Treatment for Demyelination Disorders


Treatment for demyelination disorders includes improved nutrition, steroids, physical therapies, plasma exchange, immunotherapy, bone marrow transplants, protein antigens and medication. These could include antidepressants and anticonvulsants for spastic behavior.

The damage that has already occurred to nerves due to nerve demyelination cannot be reversed. The available treatment is aimed at preventing further demyelination and subsequent damage to nerves along with correction to the immune disorder. It primarily attempts to ensure that demyelination disorders do not worsen but it can also help strengthen the adaptive mechanism in the body. This can allow the patient to retain some level of control over the disease and the symptoms that is displayed.

Physical therapies focus mainly on reducing the stiffness of muscles and the amount of effort needed to perform an action, as well as maintaining muscle strength which in turn can help with basic motor functions and balance. The main treatment for demyelination disorders consists mostly of intravenous corticosteroids, adrenocorticotrophic hormone and its analogs. Plasma exchange, though successful in some patients, has not been able to provide any visual outcome in patients suffering from nerve demyelination. There are also many alternative therapies available. However, these do not have any medical backing.

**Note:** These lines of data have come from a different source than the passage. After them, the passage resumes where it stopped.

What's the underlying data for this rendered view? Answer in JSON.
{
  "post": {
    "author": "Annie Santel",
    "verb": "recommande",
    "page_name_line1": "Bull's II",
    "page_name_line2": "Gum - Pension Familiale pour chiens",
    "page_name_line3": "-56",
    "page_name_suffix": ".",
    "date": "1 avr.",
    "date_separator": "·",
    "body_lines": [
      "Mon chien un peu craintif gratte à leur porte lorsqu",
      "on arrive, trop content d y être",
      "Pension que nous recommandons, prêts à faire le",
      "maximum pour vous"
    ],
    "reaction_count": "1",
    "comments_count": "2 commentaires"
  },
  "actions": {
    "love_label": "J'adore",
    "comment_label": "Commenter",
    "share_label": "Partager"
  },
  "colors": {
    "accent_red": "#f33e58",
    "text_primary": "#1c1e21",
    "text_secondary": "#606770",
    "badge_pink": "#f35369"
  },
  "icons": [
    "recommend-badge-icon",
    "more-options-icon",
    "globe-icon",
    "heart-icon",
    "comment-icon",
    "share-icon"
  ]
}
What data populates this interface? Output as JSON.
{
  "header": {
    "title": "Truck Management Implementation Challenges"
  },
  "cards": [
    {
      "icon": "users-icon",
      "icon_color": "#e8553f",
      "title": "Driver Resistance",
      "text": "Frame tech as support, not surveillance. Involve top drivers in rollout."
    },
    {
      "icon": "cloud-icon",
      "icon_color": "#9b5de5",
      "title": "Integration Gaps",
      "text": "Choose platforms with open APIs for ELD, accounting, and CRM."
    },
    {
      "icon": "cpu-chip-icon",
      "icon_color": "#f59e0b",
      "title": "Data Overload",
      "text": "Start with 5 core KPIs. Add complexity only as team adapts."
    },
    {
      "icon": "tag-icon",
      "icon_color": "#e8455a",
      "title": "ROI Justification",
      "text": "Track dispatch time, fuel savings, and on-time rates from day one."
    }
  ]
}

Coping with Demyelination Disorders


Invariably, this will require the person to adapt a lifestyle change to factor in the limitations this condition brings about. Along with the medication and lifestyle change, a positive attitude plays a crucial role in helping the person lead a fulfilling life.